Dataset entries:
§ §
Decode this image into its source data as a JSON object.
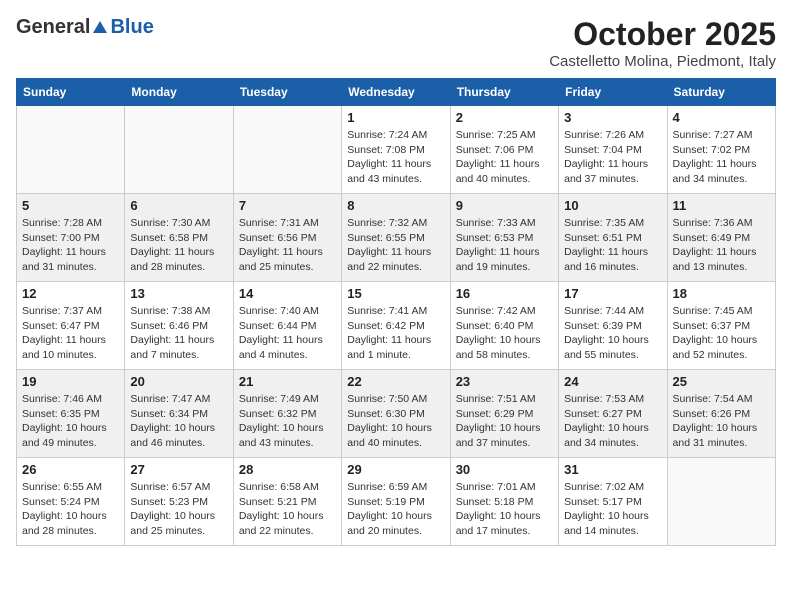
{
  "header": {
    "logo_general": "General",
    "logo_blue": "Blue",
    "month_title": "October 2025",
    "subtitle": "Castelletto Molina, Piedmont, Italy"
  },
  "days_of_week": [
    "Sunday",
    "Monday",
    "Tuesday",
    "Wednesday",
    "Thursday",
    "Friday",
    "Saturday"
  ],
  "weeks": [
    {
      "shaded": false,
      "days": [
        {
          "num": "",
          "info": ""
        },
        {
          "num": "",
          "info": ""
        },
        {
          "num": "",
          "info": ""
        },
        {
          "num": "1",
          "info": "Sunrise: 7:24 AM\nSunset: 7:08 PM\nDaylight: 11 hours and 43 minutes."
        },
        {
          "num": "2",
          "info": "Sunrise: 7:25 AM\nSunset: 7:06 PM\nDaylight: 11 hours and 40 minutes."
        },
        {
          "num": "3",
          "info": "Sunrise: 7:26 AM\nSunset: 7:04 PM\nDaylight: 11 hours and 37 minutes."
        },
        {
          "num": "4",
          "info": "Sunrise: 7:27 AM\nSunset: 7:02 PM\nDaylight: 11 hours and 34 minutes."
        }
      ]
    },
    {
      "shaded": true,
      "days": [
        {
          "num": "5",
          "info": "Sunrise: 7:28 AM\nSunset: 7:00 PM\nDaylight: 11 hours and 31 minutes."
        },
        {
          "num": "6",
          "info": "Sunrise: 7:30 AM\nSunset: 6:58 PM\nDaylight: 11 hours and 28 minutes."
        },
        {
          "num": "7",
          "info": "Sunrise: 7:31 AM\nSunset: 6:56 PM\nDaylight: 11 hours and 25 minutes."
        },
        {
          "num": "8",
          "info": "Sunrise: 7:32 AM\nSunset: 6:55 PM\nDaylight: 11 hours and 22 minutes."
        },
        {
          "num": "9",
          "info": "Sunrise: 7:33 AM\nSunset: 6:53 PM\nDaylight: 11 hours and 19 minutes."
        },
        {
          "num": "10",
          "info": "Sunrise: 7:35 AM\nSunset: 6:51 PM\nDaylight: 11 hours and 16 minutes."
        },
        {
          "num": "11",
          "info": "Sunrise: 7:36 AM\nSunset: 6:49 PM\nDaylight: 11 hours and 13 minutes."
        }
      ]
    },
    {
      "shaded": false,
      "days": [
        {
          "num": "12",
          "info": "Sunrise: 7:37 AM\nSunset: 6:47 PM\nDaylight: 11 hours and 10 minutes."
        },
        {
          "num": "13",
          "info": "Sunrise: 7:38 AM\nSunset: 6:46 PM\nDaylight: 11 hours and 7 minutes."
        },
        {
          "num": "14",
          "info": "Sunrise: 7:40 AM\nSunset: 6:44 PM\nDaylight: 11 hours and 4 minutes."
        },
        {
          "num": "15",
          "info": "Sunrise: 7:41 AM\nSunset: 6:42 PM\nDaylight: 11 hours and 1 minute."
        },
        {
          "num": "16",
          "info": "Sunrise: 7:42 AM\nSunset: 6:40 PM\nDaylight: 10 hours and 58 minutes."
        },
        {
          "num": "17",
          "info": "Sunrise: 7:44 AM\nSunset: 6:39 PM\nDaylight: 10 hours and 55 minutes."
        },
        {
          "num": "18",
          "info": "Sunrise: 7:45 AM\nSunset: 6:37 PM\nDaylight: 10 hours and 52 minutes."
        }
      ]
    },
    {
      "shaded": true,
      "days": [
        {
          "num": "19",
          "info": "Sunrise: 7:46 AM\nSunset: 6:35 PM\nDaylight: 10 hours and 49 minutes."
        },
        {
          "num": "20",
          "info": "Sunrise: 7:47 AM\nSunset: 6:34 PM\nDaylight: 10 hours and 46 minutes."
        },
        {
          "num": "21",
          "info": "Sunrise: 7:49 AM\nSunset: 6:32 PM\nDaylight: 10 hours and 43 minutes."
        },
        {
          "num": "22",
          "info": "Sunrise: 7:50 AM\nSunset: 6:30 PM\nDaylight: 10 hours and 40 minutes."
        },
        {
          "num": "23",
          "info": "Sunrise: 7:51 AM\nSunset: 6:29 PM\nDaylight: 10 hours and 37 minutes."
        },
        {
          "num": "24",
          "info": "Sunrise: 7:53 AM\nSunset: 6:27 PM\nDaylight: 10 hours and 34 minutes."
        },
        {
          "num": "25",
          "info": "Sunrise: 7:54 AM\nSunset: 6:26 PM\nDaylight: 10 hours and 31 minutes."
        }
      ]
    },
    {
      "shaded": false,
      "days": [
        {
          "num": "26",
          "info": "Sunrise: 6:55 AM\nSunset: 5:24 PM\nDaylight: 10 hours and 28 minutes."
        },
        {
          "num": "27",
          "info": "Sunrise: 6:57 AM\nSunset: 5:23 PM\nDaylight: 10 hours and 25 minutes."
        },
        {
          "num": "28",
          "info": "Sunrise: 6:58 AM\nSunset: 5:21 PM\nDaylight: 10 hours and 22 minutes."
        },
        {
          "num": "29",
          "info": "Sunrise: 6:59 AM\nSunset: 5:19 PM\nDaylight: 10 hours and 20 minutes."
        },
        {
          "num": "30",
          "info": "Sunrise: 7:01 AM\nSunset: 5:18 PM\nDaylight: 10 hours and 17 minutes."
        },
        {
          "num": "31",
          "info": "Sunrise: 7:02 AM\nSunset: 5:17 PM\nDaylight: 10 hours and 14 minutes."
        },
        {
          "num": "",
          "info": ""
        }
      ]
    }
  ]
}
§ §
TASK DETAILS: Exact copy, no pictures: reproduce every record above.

SOLUTION TO THIS TASK:
Decode this image into its source data as a JSON object.
{
  "header": {
    "logo_general": "General",
    "logo_blue": "Blue",
    "month_title": "October 2025",
    "subtitle": "Castelletto Molina, Piedmont, Italy"
  },
  "days_of_week": [
    "Sunday",
    "Monday",
    "Tuesday",
    "Wednesday",
    "Thursday",
    "Friday",
    "Saturday"
  ],
  "weeks": [
    {
      "shaded": false,
      "days": [
        {
          "num": "",
          "info": ""
        },
        {
          "num": "",
          "info": ""
        },
        {
          "num": "",
          "info": ""
        },
        {
          "num": "1",
          "info": "Sunrise: 7:24 AM\nSunset: 7:08 PM\nDaylight: 11 hours and 43 minutes."
        },
        {
          "num": "2",
          "info": "Sunrise: 7:25 AM\nSunset: 7:06 PM\nDaylight: 11 hours and 40 minutes."
        },
        {
          "num": "3",
          "info": "Sunrise: 7:26 AM\nSunset: 7:04 PM\nDaylight: 11 hours and 37 minutes."
        },
        {
          "num": "4",
          "info": "Sunrise: 7:27 AM\nSunset: 7:02 PM\nDaylight: 11 hours and 34 minutes."
        }
      ]
    },
    {
      "shaded": true,
      "days": [
        {
          "num": "5",
          "info": "Sunrise: 7:28 AM\nSunset: 7:00 PM\nDaylight: 11 hours and 31 minutes."
        },
        {
          "num": "6",
          "info": "Sunrise: 7:30 AM\nSunset: 6:58 PM\nDaylight: 11 hours and 28 minutes."
        },
        {
          "num": "7",
          "info": "Sunrise: 7:31 AM\nSunset: 6:56 PM\nDaylight: 11 hours and 25 minutes."
        },
        {
          "num": "8",
          "info": "Sunrise: 7:32 AM\nSunset: 6:55 PM\nDaylight: 11 hours and 22 minutes."
        },
        {
          "num": "9",
          "info": "Sunrise: 7:33 AM\nSunset: 6:53 PM\nDaylight: 11 hours and 19 minutes."
        },
        {
          "num": "10",
          "info": "Sunrise: 7:35 AM\nSunset: 6:51 PM\nDaylight: 11 hours and 16 minutes."
        },
        {
          "num": "11",
          "info": "Sunrise: 7:36 AM\nSunset: 6:49 PM\nDaylight: 11 hours and 13 minutes."
        }
      ]
    },
    {
      "shaded": false,
      "days": [
        {
          "num": "12",
          "info": "Sunrise: 7:37 AM\nSunset: 6:47 PM\nDaylight: 11 hours and 10 minutes."
        },
        {
          "num": "13",
          "info": "Sunrise: 7:38 AM\nSunset: 6:46 PM\nDaylight: 11 hours and 7 minutes."
        },
        {
          "num": "14",
          "info": "Sunrise: 7:40 AM\nSunset: 6:44 PM\nDaylight: 11 hours and 4 minutes."
        },
        {
          "num": "15",
          "info": "Sunrise: 7:41 AM\nSunset: 6:42 PM\nDaylight: 11 hours and 1 minute."
        },
        {
          "num": "16",
          "info": "Sunrise: 7:42 AM\nSunset: 6:40 PM\nDaylight: 10 hours and 58 minutes."
        },
        {
          "num": "17",
          "info": "Sunrise: 7:44 AM\nSunset: 6:39 PM\nDaylight: 10 hours and 55 minutes."
        },
        {
          "num": "18",
          "info": "Sunrise: 7:45 AM\nSunset: 6:37 PM\nDaylight: 10 hours and 52 minutes."
        }
      ]
    },
    {
      "shaded": true,
      "days": [
        {
          "num": "19",
          "info": "Sunrise: 7:46 AM\nSunset: 6:35 PM\nDaylight: 10 hours and 49 minutes."
        },
        {
          "num": "20",
          "info": "Sunrise: 7:47 AM\nSunset: 6:34 PM\nDaylight: 10 hours and 46 minutes."
        },
        {
          "num": "21",
          "info": "Sunrise: 7:49 AM\nSunset: 6:32 PM\nDaylight: 10 hours and 43 minutes."
        },
        {
          "num": "22",
          "info": "Sunrise: 7:50 AM\nSunset: 6:30 PM\nDaylight: 10 hours and 40 minutes."
        },
        {
          "num": "23",
          "info": "Sunrise: 7:51 AM\nSunset: 6:29 PM\nDaylight: 10 hours and 37 minutes."
        },
        {
          "num": "24",
          "info": "Sunrise: 7:53 AM\nSunset: 6:27 PM\nDaylight: 10 hours and 34 minutes."
        },
        {
          "num": "25",
          "info": "Sunrise: 7:54 AM\nSunset: 6:26 PM\nDaylight: 10 hours and 31 minutes."
        }
      ]
    },
    {
      "shaded": false,
      "days": [
        {
          "num": "26",
          "info": "Sunrise: 6:55 AM\nSunset: 5:24 PM\nDaylight: 10 hours and 28 minutes."
        },
        {
          "num": "27",
          "info": "Sunrise: 6:57 AM\nSunset: 5:23 PM\nDaylight: 10 hours and 25 minutes."
        },
        {
          "num": "28",
          "info": "Sunrise: 6:58 AM\nSunset: 5:21 PM\nDaylight: 10 hours and 22 minutes."
        },
        {
          "num": "29",
          "info": "Sunrise: 6:59 AM\nSunset: 5:19 PM\nDaylight: 10 hours and 20 minutes."
        },
        {
          "num": "30",
          "info": "Sunrise: 7:01 AM\nSunset: 5:18 PM\nDaylight: 10 hours and 17 minutes."
        },
        {
          "num": "31",
          "info": "Sunrise: 7:02 AM\nSunset: 5:17 PM\nDaylight: 10 hours and 14 minutes."
        },
        {
          "num": "",
          "info": ""
        }
      ]
    }
  ]
}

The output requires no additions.